WHAT IS BEING ASKED:
Extract all lines in the data that contain the word "message".

*** LISTED ENTRIES ***

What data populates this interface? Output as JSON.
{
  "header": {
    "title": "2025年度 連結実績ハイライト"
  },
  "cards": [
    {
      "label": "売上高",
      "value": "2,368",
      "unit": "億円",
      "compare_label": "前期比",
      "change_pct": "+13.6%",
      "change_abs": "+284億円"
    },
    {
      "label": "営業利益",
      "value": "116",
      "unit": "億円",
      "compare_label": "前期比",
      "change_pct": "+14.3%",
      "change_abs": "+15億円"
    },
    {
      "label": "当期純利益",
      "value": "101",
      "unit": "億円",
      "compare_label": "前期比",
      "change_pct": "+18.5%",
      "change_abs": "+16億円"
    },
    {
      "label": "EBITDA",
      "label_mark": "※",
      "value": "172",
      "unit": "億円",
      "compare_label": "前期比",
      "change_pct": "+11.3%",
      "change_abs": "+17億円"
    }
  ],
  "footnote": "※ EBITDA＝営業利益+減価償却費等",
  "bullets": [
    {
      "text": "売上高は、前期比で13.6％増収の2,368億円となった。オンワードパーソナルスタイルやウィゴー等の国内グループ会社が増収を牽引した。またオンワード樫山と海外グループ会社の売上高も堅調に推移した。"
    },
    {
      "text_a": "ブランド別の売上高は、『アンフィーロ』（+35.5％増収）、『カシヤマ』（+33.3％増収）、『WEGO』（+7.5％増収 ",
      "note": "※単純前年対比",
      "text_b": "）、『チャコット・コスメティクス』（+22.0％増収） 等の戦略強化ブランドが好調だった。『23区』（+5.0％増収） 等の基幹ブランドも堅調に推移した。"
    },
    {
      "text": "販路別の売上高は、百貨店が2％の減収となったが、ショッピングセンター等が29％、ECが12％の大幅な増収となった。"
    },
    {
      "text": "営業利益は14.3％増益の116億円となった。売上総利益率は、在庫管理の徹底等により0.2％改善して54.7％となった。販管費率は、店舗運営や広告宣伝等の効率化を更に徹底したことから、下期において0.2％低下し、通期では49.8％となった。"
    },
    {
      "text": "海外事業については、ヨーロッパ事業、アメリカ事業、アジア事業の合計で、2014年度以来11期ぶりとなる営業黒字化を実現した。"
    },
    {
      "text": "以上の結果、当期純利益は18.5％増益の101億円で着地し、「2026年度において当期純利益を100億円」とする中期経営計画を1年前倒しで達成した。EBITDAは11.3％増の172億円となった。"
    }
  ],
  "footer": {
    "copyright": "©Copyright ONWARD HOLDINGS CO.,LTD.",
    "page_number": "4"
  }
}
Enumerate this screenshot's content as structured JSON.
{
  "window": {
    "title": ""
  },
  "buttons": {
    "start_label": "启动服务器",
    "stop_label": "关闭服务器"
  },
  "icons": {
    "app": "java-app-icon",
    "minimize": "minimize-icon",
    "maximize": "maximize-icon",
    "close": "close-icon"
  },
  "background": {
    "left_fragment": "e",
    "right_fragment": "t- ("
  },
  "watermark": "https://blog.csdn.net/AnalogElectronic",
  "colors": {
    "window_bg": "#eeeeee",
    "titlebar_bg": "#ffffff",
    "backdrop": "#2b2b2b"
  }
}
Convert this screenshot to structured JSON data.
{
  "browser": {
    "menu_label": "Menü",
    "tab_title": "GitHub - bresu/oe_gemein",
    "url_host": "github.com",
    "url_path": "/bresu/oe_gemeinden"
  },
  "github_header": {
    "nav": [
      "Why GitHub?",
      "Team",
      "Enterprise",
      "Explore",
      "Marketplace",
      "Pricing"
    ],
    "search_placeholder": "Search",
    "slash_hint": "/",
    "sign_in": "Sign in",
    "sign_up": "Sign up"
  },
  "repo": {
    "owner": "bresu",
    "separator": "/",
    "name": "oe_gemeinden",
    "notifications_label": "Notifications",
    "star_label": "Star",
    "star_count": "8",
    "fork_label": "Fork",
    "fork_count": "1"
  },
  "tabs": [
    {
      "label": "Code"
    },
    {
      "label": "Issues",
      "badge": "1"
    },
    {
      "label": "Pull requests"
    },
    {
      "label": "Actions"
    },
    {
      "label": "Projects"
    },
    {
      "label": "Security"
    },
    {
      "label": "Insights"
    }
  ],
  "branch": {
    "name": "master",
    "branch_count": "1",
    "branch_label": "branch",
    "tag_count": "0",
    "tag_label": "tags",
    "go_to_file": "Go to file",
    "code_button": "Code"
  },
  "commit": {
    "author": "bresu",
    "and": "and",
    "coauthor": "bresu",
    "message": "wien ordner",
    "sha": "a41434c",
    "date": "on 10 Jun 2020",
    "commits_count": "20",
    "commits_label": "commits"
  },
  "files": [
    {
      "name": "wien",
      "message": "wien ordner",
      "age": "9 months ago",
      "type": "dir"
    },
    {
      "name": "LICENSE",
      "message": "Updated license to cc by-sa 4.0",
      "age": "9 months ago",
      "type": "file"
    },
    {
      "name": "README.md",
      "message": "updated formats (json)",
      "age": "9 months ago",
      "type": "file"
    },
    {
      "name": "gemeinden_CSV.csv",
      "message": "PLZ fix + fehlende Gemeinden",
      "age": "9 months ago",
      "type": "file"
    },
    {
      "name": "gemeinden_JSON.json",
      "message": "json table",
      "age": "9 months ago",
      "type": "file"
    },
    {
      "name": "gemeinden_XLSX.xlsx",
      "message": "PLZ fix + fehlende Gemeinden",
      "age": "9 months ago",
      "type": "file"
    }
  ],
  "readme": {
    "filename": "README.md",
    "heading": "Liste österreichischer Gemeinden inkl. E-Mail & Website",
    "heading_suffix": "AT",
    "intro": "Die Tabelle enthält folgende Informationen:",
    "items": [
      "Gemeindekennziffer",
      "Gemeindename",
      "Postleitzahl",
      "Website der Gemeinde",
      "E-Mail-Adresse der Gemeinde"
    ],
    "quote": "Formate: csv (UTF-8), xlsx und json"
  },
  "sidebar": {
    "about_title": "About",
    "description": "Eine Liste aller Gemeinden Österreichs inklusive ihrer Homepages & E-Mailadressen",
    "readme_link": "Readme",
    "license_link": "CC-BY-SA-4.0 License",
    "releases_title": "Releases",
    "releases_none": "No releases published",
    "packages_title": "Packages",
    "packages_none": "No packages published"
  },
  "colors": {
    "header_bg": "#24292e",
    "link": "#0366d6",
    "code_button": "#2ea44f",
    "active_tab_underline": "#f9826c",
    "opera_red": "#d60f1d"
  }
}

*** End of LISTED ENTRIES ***

RESULT:
    "message": "wien ordner",
      "message": "wien ordner",
      "message": "Updated license to cc by-sa 4.0",
      "message": "updated formats (json)",
      "message": "PLZ fix + fehlende Gemeinden",
      "message": "json table",
      "message": "PLZ fix + fehlende Gemeinden",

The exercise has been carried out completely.